Such folk don’t need to stoop to sordid backhanders to low rent sports coaches; they glide into the quadrangles of the top colleges supported only by a lifetime of privilege, with private tutors, interview coaches and all. The result is that the student body of the Ivy League universities overwhelmingly reflects wider class inequalities in US society.
But how different is Australia? At least the idea of buying your offspring a place in a top university is regarded as a scandal in the US. Here in Australia it was government policy for more than a decade.
In 1996, the Howard government allowed universities to create places for full fee-paying domestic undergraduate students who failed to meet the ATAR cut-off for particular courses. If your parents had money, they could buy you a place if you didn’t have the smarts to get in in the usual way. If you weren’t so fortunate in life, then a degree in a high status university was not for you.
Howard’s scheme was partially scrapped by the subsequent Labor government in a nod to equity. But this did not alter the underlying injustice that plagues educational opportunity in Australia. Australia’s most prestigious universities may all be public, and access to undergraduate places is determined more by high school academic performance than by a quiet word at the golf club and a donation (although if you’re Tony Abbott, political connections can still get your daughter free tuition at a high-profile Melbourne design school).

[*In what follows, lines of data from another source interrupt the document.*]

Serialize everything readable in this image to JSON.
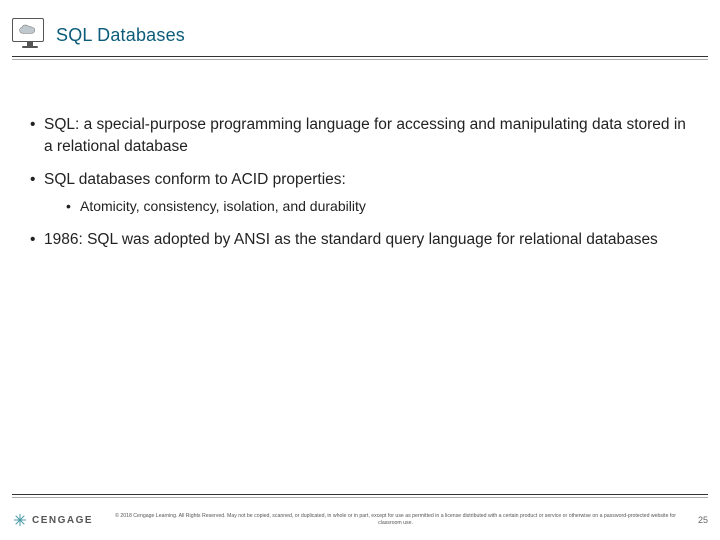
{
  "header": {
    "title": "SQL Databases",
    "icon": "cloud-monitor-icon"
  },
  "bullets": [
    {
      "text": "SQL: a special-purpose programming language for accessing and manipulating data stored in a relational database",
      "sub": []
    },
    {
      "text": "SQL databases conform to ACID properties:",
      "sub": [
        "Atomicity, consistency, isolation, and durability"
      ]
    },
    {
      "text": "1986: SQL was adopted by ANSI as the standard query language for relational databases",
      "sub": []
    }
  ],
  "footer": {
    "logo_text": "CENGAGE",
    "copyright": "© 2018 Cengage Learning. All Rights Reserved. May not be copied, scanned, or duplicated, in whole or in part, except for use as permitted in a license distributed with a certain product or service or otherwise on a password-protected website for classroom use.",
    "page_number": "25"
  }
}
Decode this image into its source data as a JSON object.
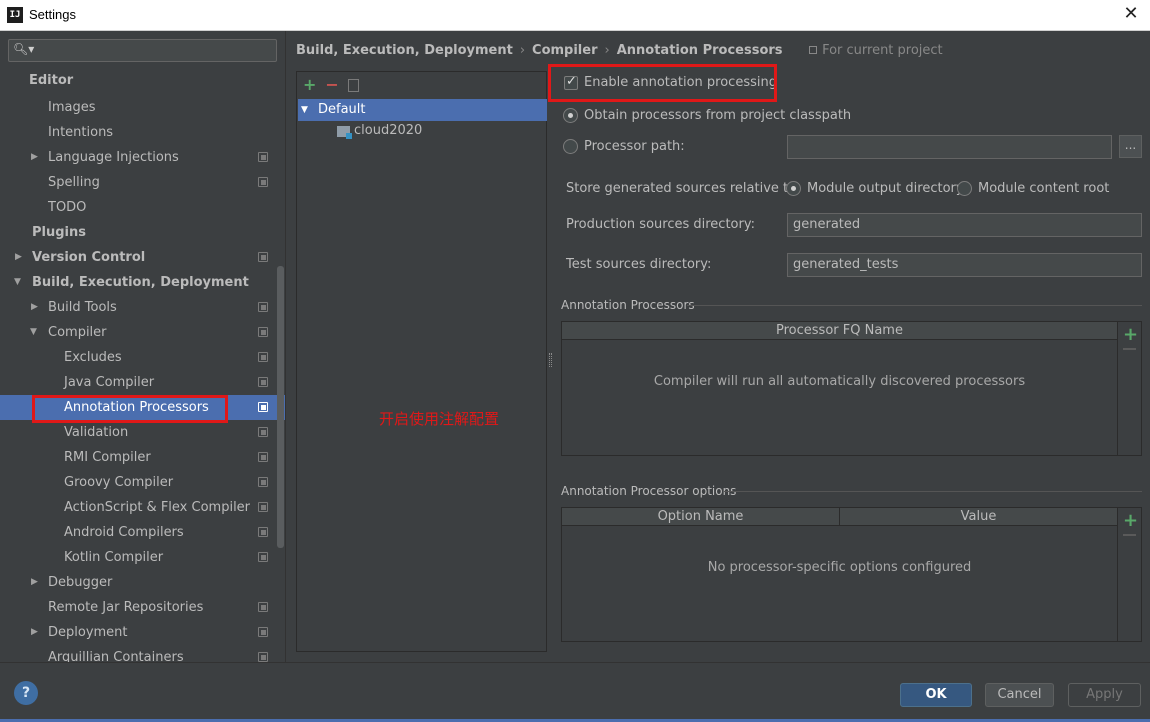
{
  "window": {
    "title": "Settings",
    "app_icon_text": "IJ"
  },
  "search": {
    "placeholder": ""
  },
  "sidebar": {
    "items": [
      {
        "label": "Editor"
      },
      {
        "label": "Images"
      },
      {
        "label": "Intentions"
      },
      {
        "label": "Language Injections"
      },
      {
        "label": "Spelling"
      },
      {
        "label": "TODO"
      },
      {
        "label": "Plugins"
      },
      {
        "label": "Version Control"
      },
      {
        "label": "Build, Execution, Deployment"
      },
      {
        "label": "Build Tools"
      },
      {
        "label": "Compiler"
      },
      {
        "label": "Excludes"
      },
      {
        "label": "Java Compiler"
      },
      {
        "label": "Annotation Processors"
      },
      {
        "label": "Validation"
      },
      {
        "label": "RMI Compiler"
      },
      {
        "label": "Groovy Compiler"
      },
      {
        "label": "ActionScript & Flex Compiler"
      },
      {
        "label": "Android Compilers"
      },
      {
        "label": "Kotlin Compiler"
      },
      {
        "label": "Debugger"
      },
      {
        "label": "Remote Jar Repositories"
      },
      {
        "label": "Deployment"
      },
      {
        "label": "Arquillian Containers"
      }
    ],
    "selected": "Annotation Processors"
  },
  "breadcrumb": {
    "items": [
      "Build, Execution, Deployment",
      "Compiler",
      "Annotation Processors"
    ],
    "separator": "›",
    "scope": "For current project"
  },
  "profiles": {
    "items": [
      {
        "label": "Default"
      },
      {
        "label": "cloud2020"
      }
    ]
  },
  "annotation_note": "开启使用注解配置",
  "settings": {
    "enable_label": "Enable annotation processing",
    "enable_checked": true,
    "obtain_label": "Obtain processors from project classpath",
    "processor_path_label": "Processor path:",
    "processor_path_value": "",
    "browse_label": "...",
    "store_label": "Store generated sources relative to:",
    "module_output_label": "Module output directory",
    "module_content_label": "Module content root",
    "production_label": "Production sources directory:",
    "production_value": "generated",
    "test_label": "Test sources directory:",
    "test_value": "generated_tests"
  },
  "processors": {
    "group_title": "Annotation Processors",
    "column": "Processor FQ Name",
    "empty_text": "Compiler will run all automatically discovered processors"
  },
  "options": {
    "group_title": "Annotation Processor options",
    "columns": [
      "Option Name",
      "Value"
    ],
    "empty_text": "No processor-specific options configured"
  },
  "buttons": {
    "ok": "OK",
    "cancel": "Cancel",
    "apply": "Apply",
    "help": "?"
  },
  "colors": {
    "selection": "#4b6eaf",
    "highlight": "#e01818",
    "add": "#59a869",
    "remove": "#c75450"
  }
}
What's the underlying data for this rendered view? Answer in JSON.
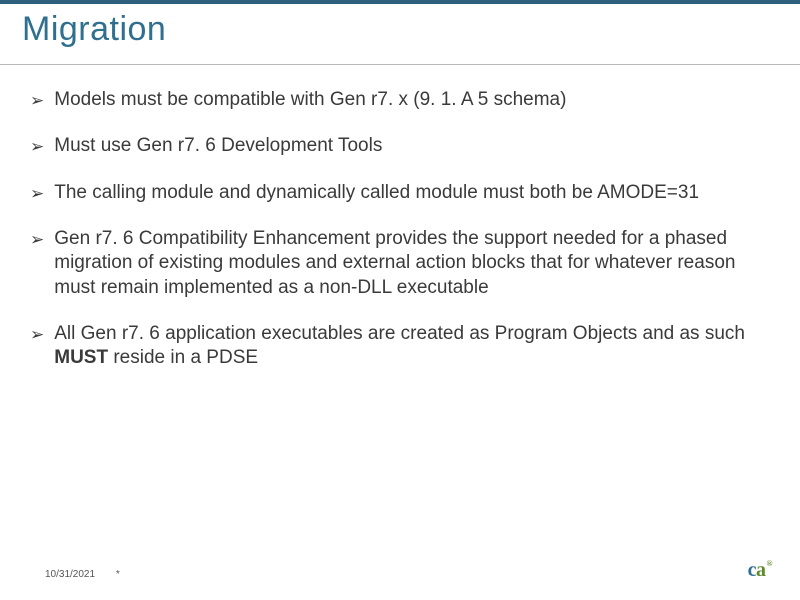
{
  "title": "Migration",
  "bullets": [
    {
      "text": "Models must be compatible with Gen r7. x (9. 1. A 5 schema)"
    },
    {
      "text": "Must use Gen r7. 6 Development Tools"
    },
    {
      "text": "The calling module and dynamically called module must both be AMODE=31"
    },
    {
      "text": "Gen r7. 6 Compatibility Enhancement provides the support needed for a phased migration of existing modules and external action blocks that for whatever reason must remain implemented as a non-DLL executable"
    },
    {
      "html": "All Gen r7. 6 application executables are created as Program Objects and as such <span class=\"bold\">MUST</span> reside in a PDSE"
    }
  ],
  "footer": {
    "date": "10/31/2021",
    "marker": "*"
  },
  "logo": {
    "c": "c",
    "a": "a",
    "r": "®"
  },
  "bullet_glyph": "➢"
}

But inequality still permeates the system. This can be seen most starkly by comparing the educational opportunities for different social classes. In 2016, 61 percent of 20-24-year-olds with managerial or professional parents were undertaking or had completed higher education; for those whose parents were technicians or trade workers, the figure was 33 percent; and for those whose parents were machinery operators, drivers and labourers, the share was just 25 percent. Whether you were born with well-to-do parents or those struggling to get by still has an overwhelming impact on whether or not you will enter higher education.
One obvious reason for this is that those from low socio-economic status (SES) backgrounds, and in particular Indigenous children, are less likely to finish school than students from high SES backgrounds and much less likely to attain a high ATAR score. Only 16 percent of Victorian students in 2008 living in the bottom quarter of SES areas attained an ATAR of 80 or more, compared to 44 percent of those in the top quarter. That’s why spots at Melbourne Uni are dominated by those from the leafy eastern suburbs, not those from the west.
Concern at this inequity has led universities to try to increase admissions of students from low SES areas. But this has had next to no effect in shifting the composition of the student body. Because university admissions are substantially higher than they were in the 1970s, a much larger number of children from low SES areas now attend university, but the share of those from the lowest one fifth of SES backgrounds in the total university cohort is still stuck at 16 percent, a figure that has not budged for decades.
The wealthy are able to protect their privileged position in any number of ways. Lobbying by vested interests has maintained the vast government subsidies to the private schools such that the facilities open to children of the rich are far better than those for kids from battler families. Students from private schools are more than two and a half times as likely as those from government schools to enrol in tertiary education. With preference given to the offspring of former students, the private schools simply transmit class privilege from one generation to the next.
Our politicians and educational leaders make much of “equality of opportunity” in Australia, whereby education is meant to be an avenue through which all people, whether from wealthy or poor backgrounds, can advance in life. But, just like the justice system and the health system, the education system bears the stamp of capitalist society, keeping the proles in their place and the toffs in charge.